The other cool thing I saw was that the Stamford EMS has a little plastic pocket with a magnetic strip on the back. The clear fronted plastic pocket holds a folded form that gives critical information for the EMS workers, such as name, Date of Birth, Emergency contact information, and lists a variety of chronic illnesses, (asthma, cancer, diabetes, etc.). The idea is to stick it on the refrigerator so when a crisis happens, the information is already available.

Sometimes in a crisis, you freeze. When my dad got really sick, he was taken to the hospital by EMS. I was the first family member to get there and the admission clerk asked me when his birthday was. I could tell her the year, I could tell her the month, but the actual date was beyond me. Fortunately, they had enough info to look it up in the files. So I am so happy to have this little pocket File of Life on the fridge now.

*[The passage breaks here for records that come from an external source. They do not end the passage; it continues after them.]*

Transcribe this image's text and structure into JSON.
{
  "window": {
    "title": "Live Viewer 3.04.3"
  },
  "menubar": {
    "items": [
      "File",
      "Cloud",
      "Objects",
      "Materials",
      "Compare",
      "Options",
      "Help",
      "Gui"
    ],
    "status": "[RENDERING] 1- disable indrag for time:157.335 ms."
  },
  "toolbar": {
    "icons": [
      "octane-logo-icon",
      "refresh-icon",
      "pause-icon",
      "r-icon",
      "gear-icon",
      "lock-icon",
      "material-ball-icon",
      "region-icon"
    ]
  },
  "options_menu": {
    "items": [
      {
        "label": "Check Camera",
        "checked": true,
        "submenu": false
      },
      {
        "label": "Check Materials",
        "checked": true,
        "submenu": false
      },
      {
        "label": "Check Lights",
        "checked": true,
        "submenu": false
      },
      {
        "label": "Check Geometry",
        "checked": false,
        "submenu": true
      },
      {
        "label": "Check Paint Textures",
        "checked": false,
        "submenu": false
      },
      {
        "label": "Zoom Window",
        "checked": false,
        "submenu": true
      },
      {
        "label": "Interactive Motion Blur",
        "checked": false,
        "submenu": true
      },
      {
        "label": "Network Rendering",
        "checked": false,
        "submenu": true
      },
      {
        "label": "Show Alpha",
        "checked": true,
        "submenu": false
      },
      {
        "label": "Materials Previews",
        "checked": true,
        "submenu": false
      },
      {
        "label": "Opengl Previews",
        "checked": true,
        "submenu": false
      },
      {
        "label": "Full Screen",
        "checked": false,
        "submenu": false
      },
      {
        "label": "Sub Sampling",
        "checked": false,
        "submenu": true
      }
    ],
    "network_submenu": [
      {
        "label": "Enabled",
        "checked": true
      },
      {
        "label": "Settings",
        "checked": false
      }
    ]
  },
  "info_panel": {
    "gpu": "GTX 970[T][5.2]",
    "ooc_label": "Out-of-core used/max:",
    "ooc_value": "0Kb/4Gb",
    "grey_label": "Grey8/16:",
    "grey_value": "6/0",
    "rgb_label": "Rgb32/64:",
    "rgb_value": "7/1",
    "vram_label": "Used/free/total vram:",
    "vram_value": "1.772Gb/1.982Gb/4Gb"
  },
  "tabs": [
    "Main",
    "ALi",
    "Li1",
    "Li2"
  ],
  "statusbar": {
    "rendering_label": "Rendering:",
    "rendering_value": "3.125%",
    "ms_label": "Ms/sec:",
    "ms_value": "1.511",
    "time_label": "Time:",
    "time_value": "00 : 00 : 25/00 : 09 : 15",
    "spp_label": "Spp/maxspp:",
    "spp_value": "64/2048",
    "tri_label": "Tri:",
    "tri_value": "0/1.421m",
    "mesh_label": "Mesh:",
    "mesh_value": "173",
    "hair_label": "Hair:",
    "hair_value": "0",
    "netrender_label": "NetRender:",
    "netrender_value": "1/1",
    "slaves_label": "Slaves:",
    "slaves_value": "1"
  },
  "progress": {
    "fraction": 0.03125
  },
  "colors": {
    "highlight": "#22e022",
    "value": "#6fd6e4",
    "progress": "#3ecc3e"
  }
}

There were also some other neat things there, T-shirts about the event and such. We were only there for a half hour, but it was a very worthwhile half hour!

It was a great refresher course. I updated my techniques and learned how to use the AED.

@ Paige,
It was hectic there ! The AED has a weird voice LOL.Since 1972 the ' technique' has had to have changed 25 times ! In emergencies I know I end up with a blended technique.
The last time I actually performed CPR in public was at a dog show in Fairfield in the mid-late 70's, where you'd think a good dozen people would have ran out into the circle, nope, it was only me, until here personal physician took over insisting on One man CPR.! I'm glad so many people take classes now.
Off to the Greek Festival today, going to be a nice day for it.
Sad about Neil Armstrong,eerie seeing it is the waining new moon.

We must have been originally trained about the same time. My supervisor back then mentioned I'd need to have the CPR training to work on the unit, but they forgot to tell me when. So one morning I walked into my office and Rescu-Annie was lying on the floor. It was during the winter, still pretty dark outside and the lights weren't on in the office. It looked like someone was really lying there. Full blown panic. I almost called a code on her.

Now I have to remember the new protocol rather than the old A-B-C one. Of course, in my case, it is C-C-C-P....Contact, Call 9-1-1 (not a code), Compress.....Pray a professional arrives quickly.